The increasing volume of trade and internal competition necessitated higher forms of organization. The Rus' appeared to emulate aspects of Khazar political organization—hence the appearance of a Rus' chaganus in the Carolingian court in 839 (Royal Frankish Annals). Legitimization was sought by way of adopting a Christian and linguistically Slavic high culture that became the Kieven Rus'. The burials ('chamber' or 'retainer' graves) attributed to the Kievan Rus' have only a superficial resemblance to supposed Scandinavian prototypes—only the grave construction was similar, whilst the range of accompanying artefacts, the inclusion of weapons, horses and slave girls have no parallels in Scandinavia. Moreover, there is doubt if the emerging Kievan Rus' were the same clan as the "Rus" who visited the Carolingians in 839 or who attacked Constantinople in 860 AD.
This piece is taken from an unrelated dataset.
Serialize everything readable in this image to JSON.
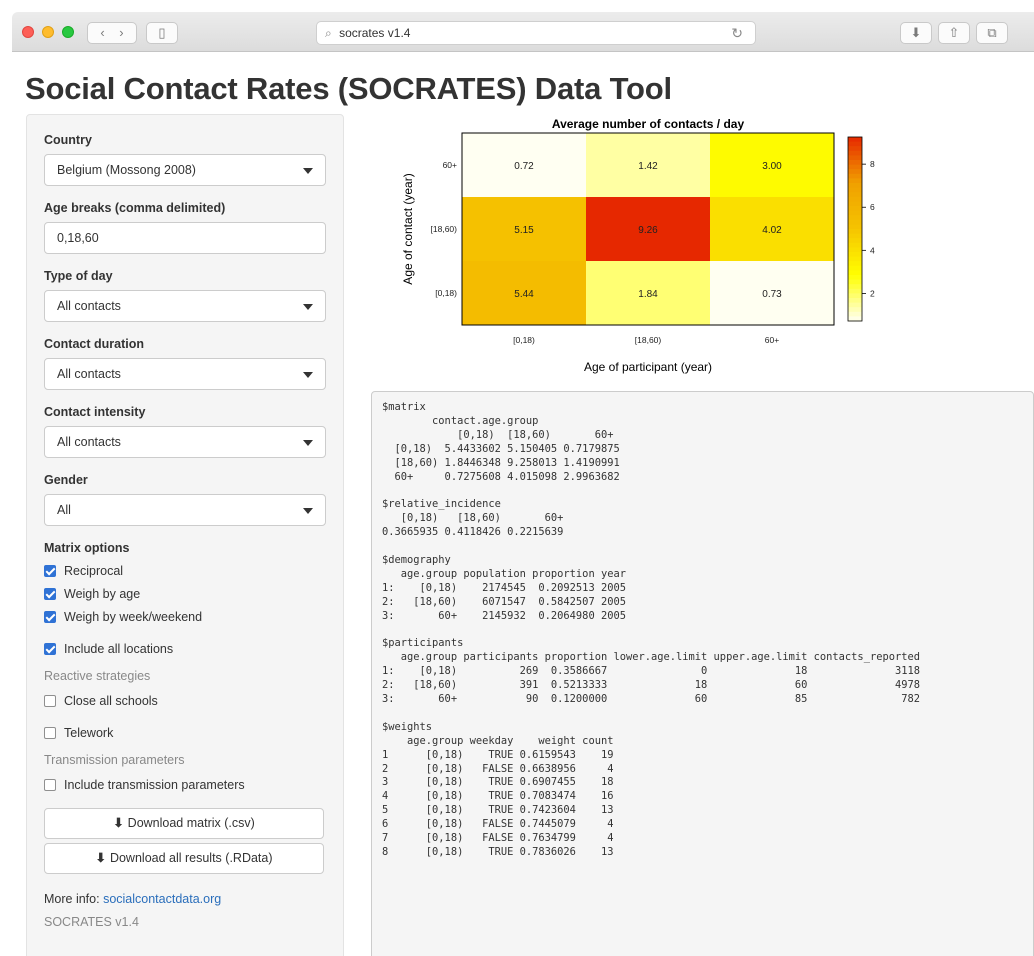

The rise of Kiev itself is mysterious. Devoid of any silver dirrham finds in the 8th century AD, it was situated west of the profitable fur and silver trade networks that spanned from the Baltic to the Muslim lands, via the Volga-Kama basins. At the prime hill in Kiev, fortifications and other symbols of consolidation and power appear from the 9th century, thus preceding the literary appearance of 'Rus' in the middle Dnieper region. By the 10th century, the lowlands around Kiev had extensive 'Slavic' styled settlements, and there is evidence of growing trade with the Byzantine lands. This might have attracted Rus' movements, and a shift in power, from the north to Kiev. Thus, Kiev does not appear to have evolved from the infrastructure of the Scandinavian trade networks, but rather it forcibly took over them; as evidenced by the destruction of numerous earlier trade settlements in the north, including the famous Staraja Ladoga.